WORK REQUIRED → In full and without change, retype the records.

[Interface dataset entries]
..............................
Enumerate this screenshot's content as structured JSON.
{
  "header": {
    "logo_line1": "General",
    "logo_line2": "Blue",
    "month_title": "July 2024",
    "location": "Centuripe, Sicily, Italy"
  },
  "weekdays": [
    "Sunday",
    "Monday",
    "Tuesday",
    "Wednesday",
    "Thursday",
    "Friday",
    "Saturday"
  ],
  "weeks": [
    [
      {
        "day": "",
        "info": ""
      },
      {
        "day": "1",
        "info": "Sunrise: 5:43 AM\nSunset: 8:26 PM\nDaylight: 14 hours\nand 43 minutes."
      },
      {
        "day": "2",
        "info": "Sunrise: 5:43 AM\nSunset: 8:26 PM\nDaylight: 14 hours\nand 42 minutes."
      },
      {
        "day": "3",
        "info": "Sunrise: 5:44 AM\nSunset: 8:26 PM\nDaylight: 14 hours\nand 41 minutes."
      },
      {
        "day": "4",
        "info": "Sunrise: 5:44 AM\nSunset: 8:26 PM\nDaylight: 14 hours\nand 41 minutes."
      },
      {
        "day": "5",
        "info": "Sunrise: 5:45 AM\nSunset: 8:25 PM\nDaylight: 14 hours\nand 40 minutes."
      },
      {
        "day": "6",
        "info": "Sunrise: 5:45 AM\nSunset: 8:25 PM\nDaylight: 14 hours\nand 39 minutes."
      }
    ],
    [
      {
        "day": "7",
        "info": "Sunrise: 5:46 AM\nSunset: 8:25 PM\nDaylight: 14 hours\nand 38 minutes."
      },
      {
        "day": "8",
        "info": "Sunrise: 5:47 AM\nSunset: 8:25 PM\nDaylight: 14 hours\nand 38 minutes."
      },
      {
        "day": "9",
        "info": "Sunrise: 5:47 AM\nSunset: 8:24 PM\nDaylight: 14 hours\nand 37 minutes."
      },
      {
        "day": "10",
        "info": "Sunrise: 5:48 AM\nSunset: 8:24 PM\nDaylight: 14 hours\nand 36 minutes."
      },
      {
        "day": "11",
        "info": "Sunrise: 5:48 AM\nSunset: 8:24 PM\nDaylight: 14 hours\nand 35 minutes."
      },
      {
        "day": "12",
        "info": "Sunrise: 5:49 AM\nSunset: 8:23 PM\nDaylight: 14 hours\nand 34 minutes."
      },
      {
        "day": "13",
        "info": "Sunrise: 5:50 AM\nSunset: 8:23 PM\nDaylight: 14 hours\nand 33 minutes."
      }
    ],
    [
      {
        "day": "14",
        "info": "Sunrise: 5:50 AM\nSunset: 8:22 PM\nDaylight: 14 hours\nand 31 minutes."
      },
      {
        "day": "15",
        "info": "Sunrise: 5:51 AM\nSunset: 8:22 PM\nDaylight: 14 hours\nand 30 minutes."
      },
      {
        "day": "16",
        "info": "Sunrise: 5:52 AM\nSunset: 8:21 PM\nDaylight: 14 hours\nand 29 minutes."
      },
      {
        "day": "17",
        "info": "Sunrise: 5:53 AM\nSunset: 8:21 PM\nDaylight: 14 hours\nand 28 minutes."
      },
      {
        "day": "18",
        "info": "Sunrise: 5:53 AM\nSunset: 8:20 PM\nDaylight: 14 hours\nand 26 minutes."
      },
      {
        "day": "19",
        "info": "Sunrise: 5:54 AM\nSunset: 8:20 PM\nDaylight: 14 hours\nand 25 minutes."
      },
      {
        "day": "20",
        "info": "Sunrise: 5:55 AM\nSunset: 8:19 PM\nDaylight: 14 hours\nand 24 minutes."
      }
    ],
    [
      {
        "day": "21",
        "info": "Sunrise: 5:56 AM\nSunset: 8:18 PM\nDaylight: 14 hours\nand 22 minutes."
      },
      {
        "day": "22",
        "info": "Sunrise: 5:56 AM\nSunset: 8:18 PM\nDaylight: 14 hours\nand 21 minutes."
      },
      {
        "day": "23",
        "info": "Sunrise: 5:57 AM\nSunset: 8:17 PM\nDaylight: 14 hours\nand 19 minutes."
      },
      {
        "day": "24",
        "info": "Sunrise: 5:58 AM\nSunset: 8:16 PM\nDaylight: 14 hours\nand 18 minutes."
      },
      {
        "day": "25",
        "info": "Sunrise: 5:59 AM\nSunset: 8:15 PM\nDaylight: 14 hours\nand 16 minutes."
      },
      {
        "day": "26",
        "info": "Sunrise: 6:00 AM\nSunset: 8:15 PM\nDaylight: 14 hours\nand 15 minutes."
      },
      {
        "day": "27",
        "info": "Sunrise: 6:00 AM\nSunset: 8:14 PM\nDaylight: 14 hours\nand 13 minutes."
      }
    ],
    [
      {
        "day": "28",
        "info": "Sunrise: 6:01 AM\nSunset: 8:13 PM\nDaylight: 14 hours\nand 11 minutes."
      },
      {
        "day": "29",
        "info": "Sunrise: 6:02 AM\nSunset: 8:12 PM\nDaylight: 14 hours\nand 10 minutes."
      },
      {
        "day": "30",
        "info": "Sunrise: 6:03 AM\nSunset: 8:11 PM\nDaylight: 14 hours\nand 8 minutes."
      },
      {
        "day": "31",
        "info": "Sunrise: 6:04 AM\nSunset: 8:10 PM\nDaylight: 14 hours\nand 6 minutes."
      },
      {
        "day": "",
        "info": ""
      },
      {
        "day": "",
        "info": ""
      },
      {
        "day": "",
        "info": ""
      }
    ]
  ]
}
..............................
RESPONSE TO THIS TASK →
Enumerate this screenshot's content as structured JSON.
{
  "header": {
    "logo_line1": "General",
    "logo_line2": "Blue",
    "month_title": "July 2024",
    "location": "Centuripe, Sicily, Italy"
  },
  "weekdays": [
    "Sunday",
    "Monday",
    "Tuesday",
    "Wednesday",
    "Thursday",
    "Friday",
    "Saturday"
  ],
  "weeks": [
    [
      {
        "day": "",
        "info": ""
      },
      {
        "day": "1",
        "info": "Sunrise: 5:43 AM\nSunset: 8:26 PM\nDaylight: 14 hours\nand 43 minutes."
      },
      {
        "day": "2",
        "info": "Sunrise: 5:43 AM\nSunset: 8:26 PM\nDaylight: 14 hours\nand 42 minutes."
      },
      {
        "day": "3",
        "info": "Sunrise: 5:44 AM\nSunset: 8:26 PM\nDaylight: 14 hours\nand 41 minutes."
      },
      {
        "day": "4",
        "info": "Sunrise: 5:44 AM\nSunset: 8:26 PM\nDaylight: 14 hours\nand 41 minutes."
      },
      {
        "day": "5",
        "info": "Sunrise: 5:45 AM\nSunset: 8:25 PM\nDaylight: 14 hours\nand 40 minutes."
      },
      {
        "day": "6",
        "info": "Sunrise: 5:45 AM\nSunset: 8:25 PM\nDaylight: 14 hours\nand 39 minutes."
      }
    ],
    [
      {
        "day": "7",
        "info": "Sunrise: 5:46 AM\nSunset: 8:25 PM\nDaylight: 14 hours\nand 38 minutes."
      },
      {
        "day": "8",
        "info": "Sunrise: 5:47 AM\nSunset: 8:25 PM\nDaylight: 14 hours\nand 38 minutes."
      },
      {
        "day": "9",
        "info": "Sunrise: 5:47 AM\nSunset: 8:24 PM\nDaylight: 14 hours\nand 37 minutes."
      },
      {
        "day": "10",
        "info": "Sunrise: 5:48 AM\nSunset: 8:24 PM\nDaylight: 14 hours\nand 36 minutes."
      },
      {
        "day": "11",
        "info": "Sunrise: 5:48 AM\nSunset: 8:24 PM\nDaylight: 14 hours\nand 35 minutes."
      },
      {
        "day": "12",
        "info": "Sunrise: 5:49 AM\nSunset: 8:23 PM\nDaylight: 14 hours\nand 34 minutes."
      },
      {
        "day": "13",
        "info": "Sunrise: 5:50 AM\nSunset: 8:23 PM\nDaylight: 14 hours\nand 33 minutes."
      }
    ],
    [
      {
        "day": "14",
        "info": "Sunrise: 5:50 AM\nSunset: 8:22 PM\nDaylight: 14 hours\nand 31 minutes."
      },
      {
        "day": "15",
        "info": "Sunrise: 5:51 AM\nSunset: 8:22 PM\nDaylight: 14 hours\nand 30 minutes."
      },
      {
        "day": "16",
        "info": "Sunrise: 5:52 AM\nSunset: 8:21 PM\nDaylight: 14 hours\nand 29 minutes."
      },
      {
        "day": "17",
        "info": "Sunrise: 5:53 AM\nSunset: 8:21 PM\nDaylight: 14 hours\nand 28 minutes."
      },
      {
        "day": "18",
        "info": "Sunrise: 5:53 AM\nSunset: 8:20 PM\nDaylight: 14 hours\nand 26 minutes."
      },
      {
        "day": "19",
        "info": "Sunrise: 5:54 AM\nSunset: 8:20 PM\nDaylight: 14 hours\nand 25 minutes."
      },
      {
        "day": "20",
        "info": "Sunrise: 5:55 AM\nSunset: 8:19 PM\nDaylight: 14 hours\nand 24 minutes."
      }
    ],
    [
      {
        "day": "21",
        "info": "Sunrise: 5:56 AM\nSunset: 8:18 PM\nDaylight: 14 hours\nand 22 minutes."
      },
      {
        "day": "22",
        "info": "Sunrise: 5:56 AM\nSunset: 8:18 PM\nDaylight: 14 hours\nand 21 minutes."
      },
      {
        "day": "23",
        "info": "Sunrise: 5:57 AM\nSunset: 8:17 PM\nDaylight: 14 hours\nand 19 minutes."
      },
      {
        "day": "24",
        "info": "Sunrise: 5:58 AM\nSunset: 8:16 PM\nDaylight: 14 hours\nand 18 minutes."
      },
      {
        "day": "25",
        "info": "Sunrise: 5:59 AM\nSunset: 8:15 PM\nDaylight: 14 hours\nand 16 minutes."
      },
      {
        "day": "26",
        "info": "Sunrise: 6:00 AM\nSunset: 8:15 PM\nDaylight: 14 hours\nand 15 minutes."
      },
      {
        "day": "27",
        "info": "Sunrise: 6:00 AM\nSunset: 8:14 PM\nDaylight: 14 hours\nand 13 minutes."
      }
    ],
    [
      {
        "day": "28",
        "info": "Sunrise: 6:01 AM\nSunset: 8:13 PM\nDaylight: 14 hours\nand 11 minutes."
      },
      {
        "day": "29",
        "info": "Sunrise: 6:02 AM\nSunset: 8:12 PM\nDaylight: 14 hours\nand 10 minutes."
      },
      {
        "day": "30",
        "info": "Sunrise: 6:03 AM\nSunset: 8:11 PM\nDaylight: 14 hours\nand 8 minutes."
      },
      {
        "day": "31",
        "info": "Sunrise: 6:04 AM\nSunset: 8:10 PM\nDaylight: 14 hours\nand 6 minutes."
      },
      {
        "day": "",
        "info": ""
      },
      {
        "day": "",
        "info": ""
      },
      {
        "day": "",
        "info": ""
      }
    ]
  ]
}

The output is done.